■ DATA IN THIS EXERCISE ■
..............................

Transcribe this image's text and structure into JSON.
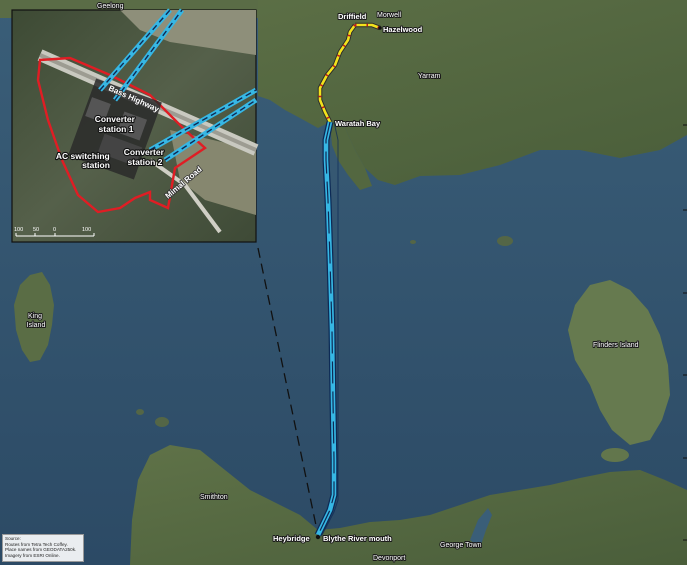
{
  "map": {
    "places": [
      {
        "key": "geelong",
        "label": "Geelong"
      },
      {
        "key": "driffield",
        "label": "Driffield"
      },
      {
        "key": "morwell",
        "label": "Morwell"
      },
      {
        "key": "hazelwood",
        "label": "Hazelwood"
      },
      {
        "key": "yarram",
        "label": "Yarram"
      },
      {
        "key": "waratah-bay",
        "label": "Waratah Bay"
      },
      {
        "key": "king-island",
        "label": "King Island"
      },
      {
        "key": "flinders-island",
        "label": "Flinders Island"
      },
      {
        "key": "smithton",
        "label": "Smithton"
      },
      {
        "key": "heybridge",
        "label": "Heybridge"
      },
      {
        "key": "blythe-river-mouth",
        "label": "Blythe River mouth"
      },
      {
        "key": "devonport",
        "label": "Devonport"
      },
      {
        "key": "george-town",
        "label": "George Town"
      }
    ],
    "colors": {
      "cable": "#36b7e4",
      "cable_dash": "#0d2a55",
      "land_route": "#f2e21c",
      "site_boundary": "#e01d24",
      "sea": "#2f4f6b"
    }
  },
  "inset": {
    "labels": {
      "converter1": [
        "Converter",
        "station 1"
      ],
      "converter2": [
        "Converter",
        "station 2"
      ],
      "ac_switching": [
        "AC switching",
        "station"
      ],
      "bass_highway": "Bass Highway",
      "mimal_road": "Mimal Road"
    },
    "scale_ticks": [
      "100",
      "50",
      "0",
      "100"
    ]
  },
  "source": {
    "lines": [
      "Source:",
      "Routes from Tetra Tech Coffey.",
      "Place names from GEODATA250k.",
      "Imagery from ESRI Online."
    ]
  }
}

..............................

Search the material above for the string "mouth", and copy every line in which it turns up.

■ RESULT OF THIS EXERCISE ■
        "key": "blythe-river-mouth",
        "label": "Blythe River mouth"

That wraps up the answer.